Michael Wood — a businessman and former Marine Corps officer who ran openly in the race as an anti-Trump Republican and charged that the GOP has devolved into a “cult of personality” — finished ninth in the 23-person field, showing the limits of that strategy in pro-Trump Texas.
In a low-turnout Saturday special election with a crowded field, Wright came in first with 15,052 votes (19%), with Ellzey coming in second with 10,851 (14%) and Sanchez in third with 10,497 (13%).
The final day of the contest was rocked by a robocall made in the district accusing Wright of murdering her husband, who died in February from COVID-19 while being treated for cancer. Her campaign contacted the FBI to investigate.
The runoff will be something of a rematch of the Republican runoff for the seat in 2018, when Ron Wright defeated Ellzey to represent the district, which includes Arlington and parts of Tarrant County, along with Ellis and Navarro counties to the south.
Susan Wright has been endorsed by Donald Trump. Ellzey has the support of Texas Governor Greg Abbott, who will set the date for the runoff.

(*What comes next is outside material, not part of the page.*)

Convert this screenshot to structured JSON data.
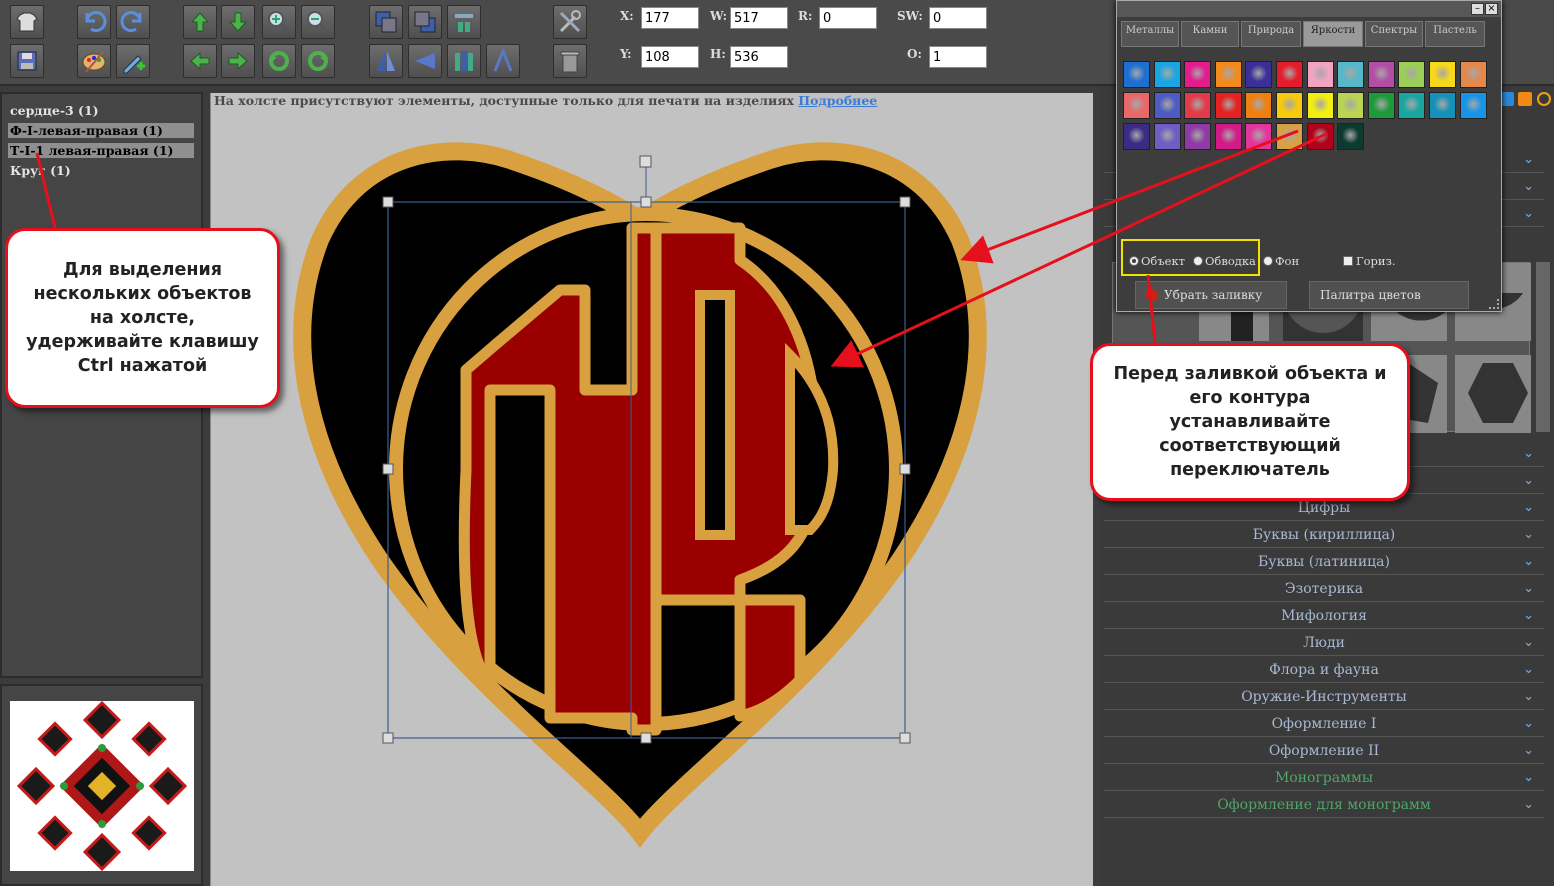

Sanchez had been the Democratic nominee against Ron Wright in 2018, a race chronicled in the Showtime documentary “Surge.” But this time around, she was unable to coalesce enough of the Democratic vote to win a spot in the all-party contest, with the second and third-place Democrats in the field — Shawn Lassiter and Lydia Bean — winning nearly 10,000 votes between them.
The race — the second special election for a Republican-held seat since Trump’s loss in November — drew national attention due to a number of colorful candidates who entered the wide-open contest.
Dan Rodimer, a former professional wrestler who was the unsuccessful Republican nominee for a House seat in the Las Vegas area in 2020, parachuted into Texas to try again, airing an ad in which he carried an assault rifle and vowed to “strip power” from President Joe Biden and House Speaker Nancy Pelosi — a stance that raised eyebrows in the wake of the Jan. 6 assault on the U.S. Capitol by a pro-Trump mob.
He finished in 11th place.
Sery Kim, a Korean-American who served in the Small Business Administration under Trump, drew criticism when she said during a forum that she did not want Chinese immigrants in the United States “at all” and blamed them for bringing COVID-19 into the United States.
She won just 888 votes and finished 16th.